A key development in improving small nucleic acid delivery in vivo
, particularly of asODNs, has been modification of the molecules or their delivery agent to improve their stability in biological fluids. Neither asODN nor siRNA stability has been studied in the context of the extracellular lung environment in humans, though Templin et al
nebulised asODN into the murine lung and reported a half-life of >20 hours [30
]. The airway surface liquid (ASL) lining the conducting airways is important for host defence and contains numerous anti-microbial peptides [31
]. Collection of unperturbed ASL in human lung is impossible and broncho-alveolar lavages (using comparatively large volumes) lead to dilution of ASL components.
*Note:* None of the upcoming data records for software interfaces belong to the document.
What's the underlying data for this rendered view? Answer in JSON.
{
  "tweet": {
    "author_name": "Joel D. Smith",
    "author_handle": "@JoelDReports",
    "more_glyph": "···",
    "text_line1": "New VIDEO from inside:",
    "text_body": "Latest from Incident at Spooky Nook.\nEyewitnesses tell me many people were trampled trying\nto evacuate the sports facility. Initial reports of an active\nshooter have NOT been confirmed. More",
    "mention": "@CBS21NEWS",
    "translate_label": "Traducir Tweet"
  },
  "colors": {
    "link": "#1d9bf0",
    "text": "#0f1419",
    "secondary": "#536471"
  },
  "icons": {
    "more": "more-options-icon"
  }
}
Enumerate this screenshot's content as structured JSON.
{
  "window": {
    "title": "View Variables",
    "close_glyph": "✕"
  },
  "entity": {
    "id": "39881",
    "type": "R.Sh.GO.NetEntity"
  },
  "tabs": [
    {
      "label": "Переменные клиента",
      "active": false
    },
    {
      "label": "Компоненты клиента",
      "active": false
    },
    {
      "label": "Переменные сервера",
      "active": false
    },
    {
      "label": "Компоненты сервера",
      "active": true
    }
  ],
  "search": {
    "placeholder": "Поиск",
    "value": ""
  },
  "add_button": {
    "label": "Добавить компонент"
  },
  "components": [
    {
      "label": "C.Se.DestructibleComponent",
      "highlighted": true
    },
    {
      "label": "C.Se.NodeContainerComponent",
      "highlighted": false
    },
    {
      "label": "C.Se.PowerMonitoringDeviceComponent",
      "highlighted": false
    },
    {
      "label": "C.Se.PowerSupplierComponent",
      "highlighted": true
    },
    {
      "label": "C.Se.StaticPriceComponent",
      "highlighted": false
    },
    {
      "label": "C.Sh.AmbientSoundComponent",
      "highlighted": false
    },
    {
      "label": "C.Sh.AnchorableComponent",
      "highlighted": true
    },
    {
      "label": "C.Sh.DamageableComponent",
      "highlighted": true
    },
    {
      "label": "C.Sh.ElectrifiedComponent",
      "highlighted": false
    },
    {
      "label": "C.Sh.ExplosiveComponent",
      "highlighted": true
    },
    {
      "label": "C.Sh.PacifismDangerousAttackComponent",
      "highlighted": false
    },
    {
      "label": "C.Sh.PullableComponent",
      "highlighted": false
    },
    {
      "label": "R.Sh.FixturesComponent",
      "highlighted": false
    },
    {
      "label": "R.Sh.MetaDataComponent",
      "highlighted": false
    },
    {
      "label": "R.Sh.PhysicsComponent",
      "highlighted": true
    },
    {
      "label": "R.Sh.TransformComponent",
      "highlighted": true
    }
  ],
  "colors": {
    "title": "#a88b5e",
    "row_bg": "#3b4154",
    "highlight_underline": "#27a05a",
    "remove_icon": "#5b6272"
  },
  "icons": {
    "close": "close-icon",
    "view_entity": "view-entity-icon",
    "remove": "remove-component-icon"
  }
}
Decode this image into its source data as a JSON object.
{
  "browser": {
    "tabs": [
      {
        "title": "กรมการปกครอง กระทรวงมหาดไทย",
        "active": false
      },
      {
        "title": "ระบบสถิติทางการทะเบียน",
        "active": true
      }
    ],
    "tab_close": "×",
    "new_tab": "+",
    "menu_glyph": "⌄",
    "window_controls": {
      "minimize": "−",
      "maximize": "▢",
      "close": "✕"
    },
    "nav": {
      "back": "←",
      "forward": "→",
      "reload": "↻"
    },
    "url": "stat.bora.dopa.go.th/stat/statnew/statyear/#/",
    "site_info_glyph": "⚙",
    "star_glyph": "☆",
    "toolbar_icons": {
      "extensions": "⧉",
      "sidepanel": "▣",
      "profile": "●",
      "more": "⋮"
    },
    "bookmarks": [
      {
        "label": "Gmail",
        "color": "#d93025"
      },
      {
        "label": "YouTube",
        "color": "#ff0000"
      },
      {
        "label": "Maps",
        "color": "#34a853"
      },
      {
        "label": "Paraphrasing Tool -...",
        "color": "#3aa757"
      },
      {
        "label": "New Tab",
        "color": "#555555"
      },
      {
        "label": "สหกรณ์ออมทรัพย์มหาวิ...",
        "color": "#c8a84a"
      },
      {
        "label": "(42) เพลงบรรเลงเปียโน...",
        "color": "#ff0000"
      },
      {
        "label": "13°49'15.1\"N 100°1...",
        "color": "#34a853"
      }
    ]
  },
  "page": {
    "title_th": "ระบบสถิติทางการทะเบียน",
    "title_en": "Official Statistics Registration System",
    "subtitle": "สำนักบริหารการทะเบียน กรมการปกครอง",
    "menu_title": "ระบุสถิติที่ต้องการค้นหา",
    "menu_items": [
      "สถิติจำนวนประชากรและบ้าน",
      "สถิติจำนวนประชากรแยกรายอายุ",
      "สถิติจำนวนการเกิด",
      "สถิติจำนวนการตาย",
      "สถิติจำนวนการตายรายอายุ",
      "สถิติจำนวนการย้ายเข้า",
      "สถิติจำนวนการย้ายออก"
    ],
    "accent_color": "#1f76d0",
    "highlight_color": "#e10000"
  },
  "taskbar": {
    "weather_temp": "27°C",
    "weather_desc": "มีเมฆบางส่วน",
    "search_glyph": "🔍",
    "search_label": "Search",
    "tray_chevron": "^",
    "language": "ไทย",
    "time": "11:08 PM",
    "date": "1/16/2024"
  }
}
Although exhaled breath condensate (EBC), which can be collected non-invasively and consists of condensed water and microdroplets, containing volatile and non-volatile compounds representing ASL from the lower respiratory tract [32
], may not mimic all aspects of ASL, it goes some way towards assessing the stability of small nucleic acid in the human lung. Importantly, stability of asODNs and siRNAs in EBC from inflamed lungs of CF patients was similar to non-CF patients. These data support previously published stability data for second-generation asODN, [where one of the non-bridging oxygen atoms in the phosphodiester bond is replaced with sulphur (phosporothioation)], and the addition of 2' O-methylated RNA residues increase nuclease resistance, and also support the apparent nuclease stability of siRNA even in the absence of chemical modification. We did not assess stability of GL67/siRNA or asODN complexes, because it has previously been shown that lipid complexing further increases nuclease stability of oligonucleotides [34